So ubiquitous have the Big Tech platforms now become in our lives that most of us now experience them in at least two distinct ways. Firstly and immediately, through the apps and software that we use for our online lives — never a greater proportion of our experience than in the last year. Meanwhile, the companies behind this software have also become an ever-increasing part of the news headlines, for their indiscretions, controversies and attempts to justify them.
Across both these domains, the companies aspire to present themselves as at the cutting edge; the latest, newest incarnation of their type…
Last week, while announcing a tranche of of new(ish) infrastructure spending, Boris Johnson declared his desire to ‘Build Back Better’.

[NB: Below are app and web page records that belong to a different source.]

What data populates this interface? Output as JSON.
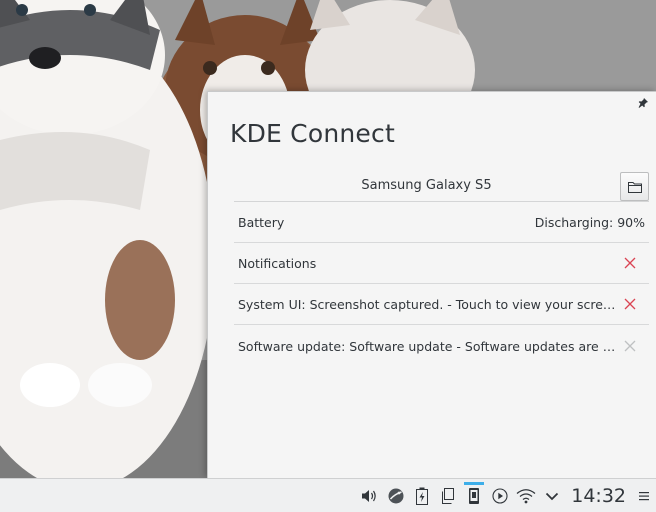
{
  "popup": {
    "title": "KDE Connect",
    "device_name": "Samsung Galaxy S5",
    "battery": {
      "label": "Battery",
      "value": "Discharging: 90%"
    },
    "notifications_header": "Notifications",
    "notifications": [
      {
        "text": "System UI: Screenshot captured. - Touch to view your screenshot.",
        "dismissable": true
      },
      {
        "text": "Software update: Software update - Software updates are availa...",
        "dismissable": false
      }
    ]
  },
  "panel": {
    "tray_icons": [
      "volume-icon",
      "network-manager-icon",
      "battery-icon",
      "clipboard-icon",
      "kdeconnect-icon",
      "media-play-icon",
      "wifi-icon",
      "expand-tray-icon"
    ],
    "active_icon": "kdeconnect-icon",
    "clock": "14:32"
  },
  "colors": {
    "accent": "#3daee9",
    "close_red": "#da4453",
    "close_gray": "#bfc1c2",
    "text": "#31363b"
  }
}
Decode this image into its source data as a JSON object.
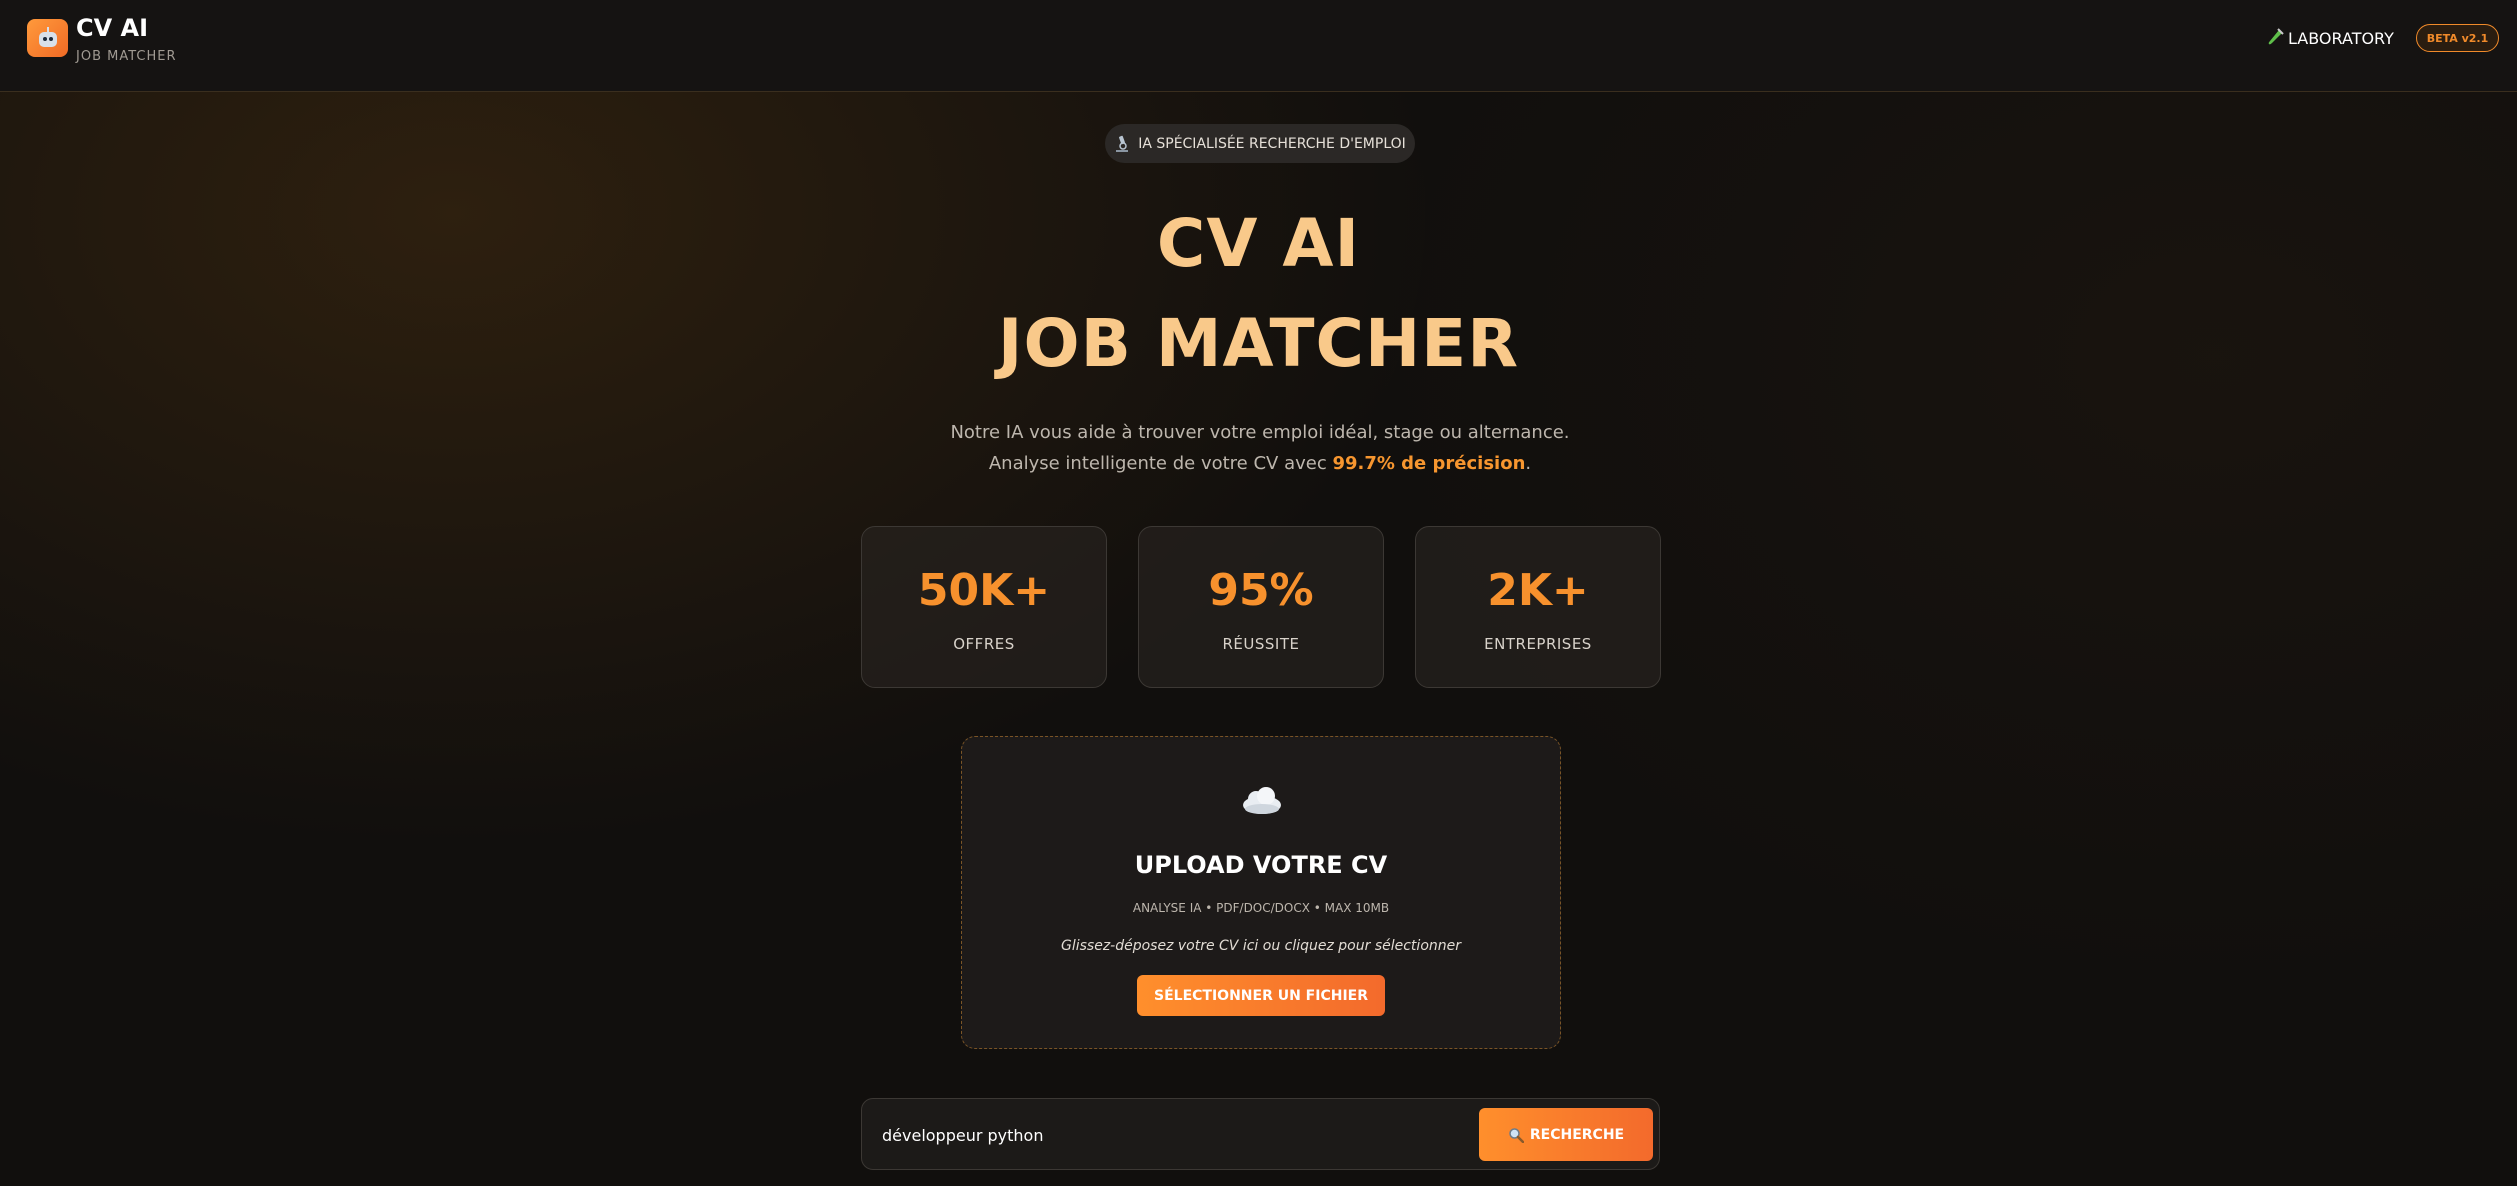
{
  "header": {
    "brand_title": "CV AI",
    "brand_subtitle": "JOB MATCHER",
    "lab_label": "LABORATORY",
    "beta_badge": "BETA v2.1"
  },
  "hero": {
    "pill_label": "IA SPÉCIALISÉE RECHERCHE D'EMPLOI",
    "title_line1": "CV AI",
    "title_line2": "JOB MATCHER",
    "description_before": "Notre IA vous aide à trouver votre emploi idéal, stage ou alternance. Analyse intelligente de votre CV avec ",
    "description_highlight": "99.7% de précision",
    "description_after": "."
  },
  "stats": [
    {
      "value": "50K+",
      "label": "OFFRES"
    },
    {
      "value": "95%",
      "label": "RÉUSSITE"
    },
    {
      "value": "2K+",
      "label": "ENTREPRISES"
    }
  ],
  "upload": {
    "icon": "cloud-icon",
    "title": "UPLOAD VOTRE CV",
    "meta": "ANALYSE IA • PDF/DOC/DOCX • MAX 10MB",
    "hint": "Glissez-déposez votre CV ici ou cliquez pour sélectionner",
    "button_label": "SÉLECTIONNER UN FICHIER"
  },
  "search": {
    "value": "développeur python",
    "button_label": "RECHERCHE"
  },
  "colors": {
    "accent": "#f7912d",
    "title": "#f9c98a",
    "background": "#110f0d"
  }
}
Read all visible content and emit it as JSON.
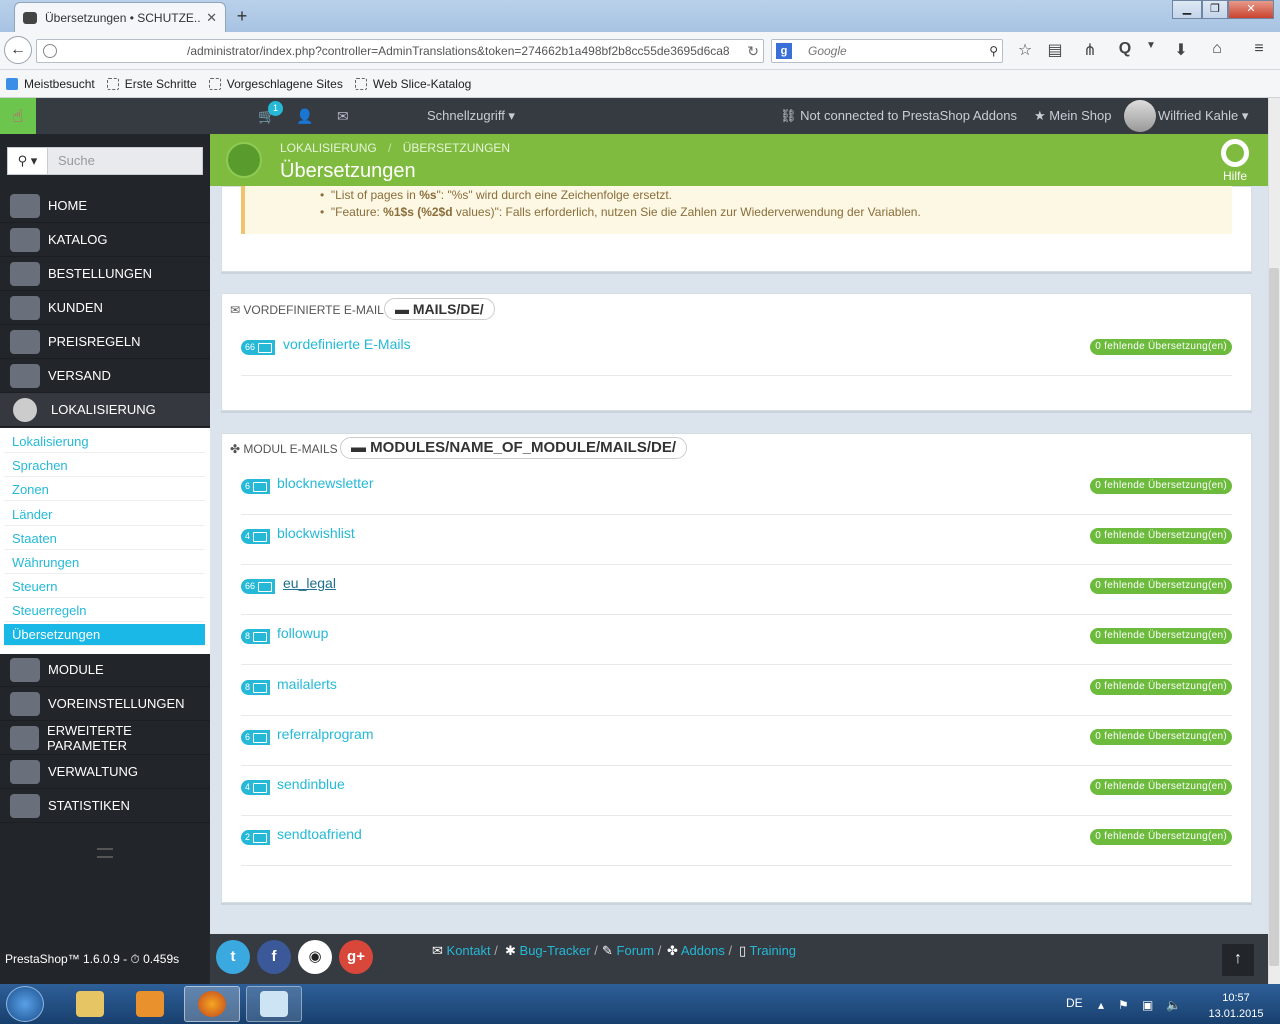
{
  "browser": {
    "tab_title": "Übersetzungen • SCHUTZE...",
    "url": "/administrator/index.php?controller=AdminTranslations&token=274662b1a498bf2b8cc55de3695d6ca8",
    "search_placeholder": "Google",
    "bookmarks": [
      "Meistbesucht",
      "Erste Schritte",
      "Vorgeschlagene Sites",
      "Web Slice-Katalog"
    ]
  },
  "header": {
    "cart_count": "1",
    "quick_access": "Schnellzugriff",
    "not_connected": "Not connected to PrestaShop Addons",
    "my_shop": "Mein Shop",
    "user_name": "Wilfried Kahle"
  },
  "sidebar": {
    "search_placeholder": "Suche",
    "items": [
      "HOME",
      "KATALOG",
      "BESTELLUNGEN",
      "KUNDEN",
      "PREISREGELN",
      "VERSAND",
      "LOKALISIERUNG",
      "MODULE",
      "VOREINSTELLUNGEN",
      "ERWEITERTE PARAMETER",
      "VERWALTUNG",
      "STATISTIKEN"
    ],
    "subitems": [
      "Lokalisierung",
      "Sprachen",
      "Zonen",
      "Länder",
      "Staaten",
      "Währungen",
      "Steuern",
      "Steuerregeln",
      "Übersetzungen"
    ]
  },
  "page": {
    "breadcrumb_1": "LOKALISIERUNG",
    "breadcrumb_sep": "/",
    "breadcrumb_2": "ÜBERSETZUNGEN",
    "title": "Übersetzungen",
    "help": "Hilfe"
  },
  "warning": {
    "line1_pre": "\"List of pages in ",
    "line1_bold": "%s",
    "line1_post": "\": \"%s\" wird durch eine Zeichenfolge ersetzt.",
    "line2_pre": "\"Feature: ",
    "line2_bold": "%1$s (%2$d",
    "line2_post": " values)\": Falls erforderlich, nutzen Sie die Zahlen zur Wiederverwendung der Variablen."
  },
  "predefined": {
    "heading": "VORDEFINIERTE E-MAILS",
    "path": "MAILS/DE/",
    "rows": [
      {
        "count": "66",
        "name": "vordefinierte E-Mails",
        "status": "0 fehlende Übersetzung(en)"
      }
    ]
  },
  "modules": {
    "heading": "MODUL E-MAILS",
    "path": "MODULES/NAME_OF_MODULE/MAILS/DE/",
    "rows": [
      {
        "count": "6",
        "name": "blocknewsletter",
        "status": "0 fehlende Übersetzung(en)"
      },
      {
        "count": "4",
        "name": "blockwishlist",
        "status": "0 fehlende Übersetzung(en)"
      },
      {
        "count": "66",
        "name": "eu_legal",
        "status": "0 fehlende Übersetzung(en)"
      },
      {
        "count": "8",
        "name": "followup",
        "status": "0 fehlende Übersetzung(en)"
      },
      {
        "count": "8",
        "name": "mailalerts",
        "status": "0 fehlende Übersetzung(en)"
      },
      {
        "count": "6",
        "name": "referralprogram",
        "status": "0 fehlende Übersetzung(en)"
      },
      {
        "count": "4",
        "name": "sendinblue",
        "status": "0 fehlende Übersetzung(en)"
      },
      {
        "count": "2",
        "name": "sendtoafriend",
        "status": "0 fehlende Übersetzung(en)"
      }
    ]
  },
  "footer": {
    "version": "PrestaShop™ 1.6.0.9 - ",
    "load_time": "0.459s",
    "links": [
      "Kontakt",
      "Bug-Tracker",
      "Forum",
      "Addons",
      "Training"
    ]
  },
  "taskbar": {
    "lang": "DE",
    "time": "10:57",
    "date": "13.01.2015"
  },
  "colors": {
    "accent": "#25b9d7",
    "green": "#7fbb3e",
    "dark": "#363a41",
    "status_green": "#6cbb3c"
  }
}
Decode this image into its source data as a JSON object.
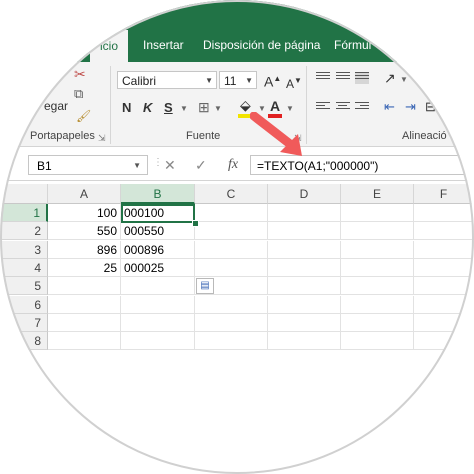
{
  "ribbon": {
    "tabs": [
      {
        "label": "icio"
      },
      {
        "label": "Insertar"
      },
      {
        "label": "Disposición de página"
      },
      {
        "label": "Fórmul"
      }
    ],
    "clipboard": {
      "paste_label": "egar",
      "group_label": "Portapapeles"
    },
    "font": {
      "font_name": "Calibri",
      "font_size": "11",
      "bold": "N",
      "italic": "K",
      "underline": "S",
      "grow": "A",
      "shrink": "A",
      "font_color": "A",
      "group_label": "Fuente"
    },
    "alignment": {
      "group_label": "Alineació"
    }
  },
  "formula_bar": {
    "name_box": "B1",
    "cancel": "✕",
    "enter": "✓",
    "fx": "fx",
    "formula": "=TEXTO(A1;\"000000\")"
  },
  "grid": {
    "columns": [
      "A",
      "B",
      "C",
      "D",
      "E",
      "F"
    ],
    "rows": [
      {
        "num": "1",
        "a": "100",
        "b": "000100"
      },
      {
        "num": "2",
        "a": "550",
        "b": "000550"
      },
      {
        "num": "3",
        "a": "896",
        "b": "000896"
      },
      {
        "num": "4",
        "a": "25",
        "b": "000025"
      },
      {
        "num": "5",
        "a": "",
        "b": ""
      },
      {
        "num": "6",
        "a": "",
        "b": ""
      },
      {
        "num": "7",
        "a": "",
        "b": ""
      },
      {
        "num": "8",
        "a": "",
        "b": ""
      }
    ],
    "selected_cell": "B1"
  },
  "colors": {
    "accent": "#217346",
    "arrow": "#f05a5a"
  }
}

In doing so, he joined an impressive, and truly varied list of organisations and individuals adopting the slogan over recent months, from coalitions of NGOs campaigning for a Green New Deal, to The OECD and the World Economic Forum, to political leadership manifestos, Deloitte, Extinction Rebellion, The Financial Times via Richard Curtis and Ban Ki-Moon, and 330 of the world’s biggest businesses, including Adobe, Capital One, Visa, Dow, General Mills, Microsoft and Nike.
As you might guess from such a…
Ahead of our Critical Purpose event this week, we discuss the new wave of organisations looking to save the soul of an oft-criticised industry.
I have to admit, I considered putting an exclamation mark in that headline. Perhaps even asterisks around the word *advertising*.
In the end I decided what could work in a tweet might work less well in other mediums, and erred on the side of more traditional convention. The point is — advertising is a particularly surprising candidate to ‘make the world a better place’.
On the contrary, for most of its modern existence, it’s far more…
A narrow focus on method is more likely to hinder social change than help it
This article first appeared in Stir — The Magazine for the New Economy
What exactly is ‘storytelling’? That is a more difficult question than it might at first appear.
In the most traditional sense, it describes the age-old act of telling tales, an oral tradition relayed in person, often involving a campfire. More recently, it’s become a general way of discussing how authors create narrative forms of art across many mediums, from films to television, books to games, and the original, spoken form.
Based on a Guest Lecture at the Institute of Culture and Creative Entrepreneurship, Goldsmiths, University of London.Originally posted at coherepartners.com
In the last decade I’ve spent working with socially-driven brands and businesses, I’ve regularly encountered a strange contrast between the way that the senior people in these companies talk about what they are doing in person, and the practical reality of how they go about promoting it to the world at large.
One to one, the pride and belief in the unique nature of what they are trying to do almost always shines through.
But when you look at the…
Originally posted at coherepartners.com/beyond-be-authentic
Think of the job titles that immediately evoke the most sympathy. Head of brand at a big corporation may not be high on that list.
But chances are, despite the likely material benefits of the role, they could be having a tough time of it at the moment. Because right now they’re probably struggling with a particularly thorny challenge.
After years of putting out great ads, turning round powerful campaigns, and bringing in the awards, they’re being asked to tackle something new and difficult — finding a way to convey the company’s inner values or ‘purpose’.
CEO of Future Narratives Lab; Creative Director at Cohere Partners